We are leaving a period where the balance of forces in the country and the government was very unfavorable. We had many large setbacks and defeats with few victories for the working class and people. Now we are entering a period where it is possible to have bigger victories and smaller setbacks.
One result of the elections is that expectations are high. There will be a strong pressure to follow through on promises made during the election and many demands impossible to win in the past will arise again in a new political context.
The main legislative agenda of the labor movement in 2009 is passage of the Employee Free Choice Act. The law, if passed, would make it much easier for workers to join unions in the U.S. by barring the bosses from punishing union activists or those seeking a union. It would reverse decades of draconian restrictions on the right to organize workers. The Employee Free Choice Act, along with a change in the Republican-controlled National labor relations Board will open the way for organizing millions of workers into unions. A poll showed 42 million Americans would join a union if they could, but only about 12% of the U.S workforce is unionized.

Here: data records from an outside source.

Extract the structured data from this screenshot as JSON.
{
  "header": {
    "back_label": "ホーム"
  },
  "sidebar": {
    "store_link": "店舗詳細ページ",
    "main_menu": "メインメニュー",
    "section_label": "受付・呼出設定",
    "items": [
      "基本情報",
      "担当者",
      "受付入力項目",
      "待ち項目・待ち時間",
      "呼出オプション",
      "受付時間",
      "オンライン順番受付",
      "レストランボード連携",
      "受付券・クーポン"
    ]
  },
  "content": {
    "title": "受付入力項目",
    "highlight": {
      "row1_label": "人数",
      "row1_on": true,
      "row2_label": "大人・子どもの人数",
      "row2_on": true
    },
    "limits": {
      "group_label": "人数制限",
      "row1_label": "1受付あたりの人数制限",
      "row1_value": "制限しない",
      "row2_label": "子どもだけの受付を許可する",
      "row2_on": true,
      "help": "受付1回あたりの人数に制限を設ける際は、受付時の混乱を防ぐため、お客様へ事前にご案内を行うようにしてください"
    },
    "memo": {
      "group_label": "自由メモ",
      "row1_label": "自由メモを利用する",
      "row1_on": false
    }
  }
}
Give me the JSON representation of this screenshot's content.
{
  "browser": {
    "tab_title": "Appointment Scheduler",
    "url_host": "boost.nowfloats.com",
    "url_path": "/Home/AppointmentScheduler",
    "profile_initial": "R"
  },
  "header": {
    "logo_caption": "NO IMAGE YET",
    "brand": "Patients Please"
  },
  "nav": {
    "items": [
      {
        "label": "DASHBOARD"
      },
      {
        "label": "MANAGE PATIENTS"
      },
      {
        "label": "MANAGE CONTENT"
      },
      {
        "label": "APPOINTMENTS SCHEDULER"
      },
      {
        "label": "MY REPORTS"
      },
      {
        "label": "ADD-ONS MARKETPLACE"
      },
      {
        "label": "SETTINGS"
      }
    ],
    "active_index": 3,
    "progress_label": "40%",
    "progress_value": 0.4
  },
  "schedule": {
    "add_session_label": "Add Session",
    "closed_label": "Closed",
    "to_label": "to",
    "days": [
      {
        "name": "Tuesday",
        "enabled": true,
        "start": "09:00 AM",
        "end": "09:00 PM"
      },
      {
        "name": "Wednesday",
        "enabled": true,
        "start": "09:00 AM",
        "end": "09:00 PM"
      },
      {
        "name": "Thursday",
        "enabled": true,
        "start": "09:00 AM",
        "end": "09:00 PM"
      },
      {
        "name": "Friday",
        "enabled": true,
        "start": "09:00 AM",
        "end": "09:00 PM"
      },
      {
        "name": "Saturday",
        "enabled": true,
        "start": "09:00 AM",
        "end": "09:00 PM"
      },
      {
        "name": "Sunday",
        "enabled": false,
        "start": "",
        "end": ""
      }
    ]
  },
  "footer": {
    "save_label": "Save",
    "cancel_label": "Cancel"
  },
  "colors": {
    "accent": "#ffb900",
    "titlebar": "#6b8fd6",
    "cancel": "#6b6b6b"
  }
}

The healthcare crisis in the U.S. has made the country look for new radical solutions. The call for a nationalized system of healthcare has become a mass demand embraced by millions. Even sections of the ruling class and monopoly are looking to nationalized healthcare to restrain runaway healthcare costs.
The U.S. needs a green jobs revolution. Many organizations and movements—including the unions— are calling for a radical transformation of the U.S economy on the basis of environmental sustainability. Proposals for massive investment in new “green” technology, the renovation of millions of buildings and homes to reduce greenhouse emotions and other transformative proposals are clearly only possible as government projects. No private corporation would or could take on such an endeavor. A capitalist economy cannot ever be truly sustainable environmentally or otherwise, but the demand advances a key anti-monopoly program and emphasizes the need for a socialist solution. Plus, the future of the planet requires such bold ideas.
As we make the turn from the period of limiting the power of the ultra-right section of monopoly to the period of united front against the monopolies as a whole, opportunities will arise for advancing and winning more advanced demands, anti-monopoly demands. If we underestimate the significance of the new moment, we will miss the chance to win these demands that were not possible when labor and the people’s movement as well as the Left were all on the defensive during ultra-right domination of the country.
Socialist USA
Of course, our ultimate goal and mission is to help usher in a socialist USA. Next year marks the 90th Anniversary of our Party, an organization with a unique and unparalleled history of working-class leadership, rank-and-file organizing, multiracial struggle against racism and international solidarity.
Anti-communism is still alive in the U.S., but it is not what it once was. It has been nearly fifty years since the McCarthy era, and there is a new openness to the Communist Party and its ideas in the labor movement, peace movement, other mass movements and among the people as a whole. But anti-communism remains a real barrier to building a bigger, stronger Communist Party USA. A bigger Communist Party is essential to strengthening the working-class movement as a whole and preparing for higher levels of struggle and eventually socialism.
Of course we know that socialism is the only alternative to capitalism, a system that depends of exploiting the many for the wealth of a few. But we don’t just say socialism ids inevitable. We also say socialism is necessary. We need a socialist USA to stop wars of capitalist aggression and to ensure peace in the world, to stop the insane destruction of the environment that imperils human existence. We need a socialist USA because American people need it to solve their urgent problems and fulfill their needs.
We are on the road to socialism and we will get there yet.
Thank you.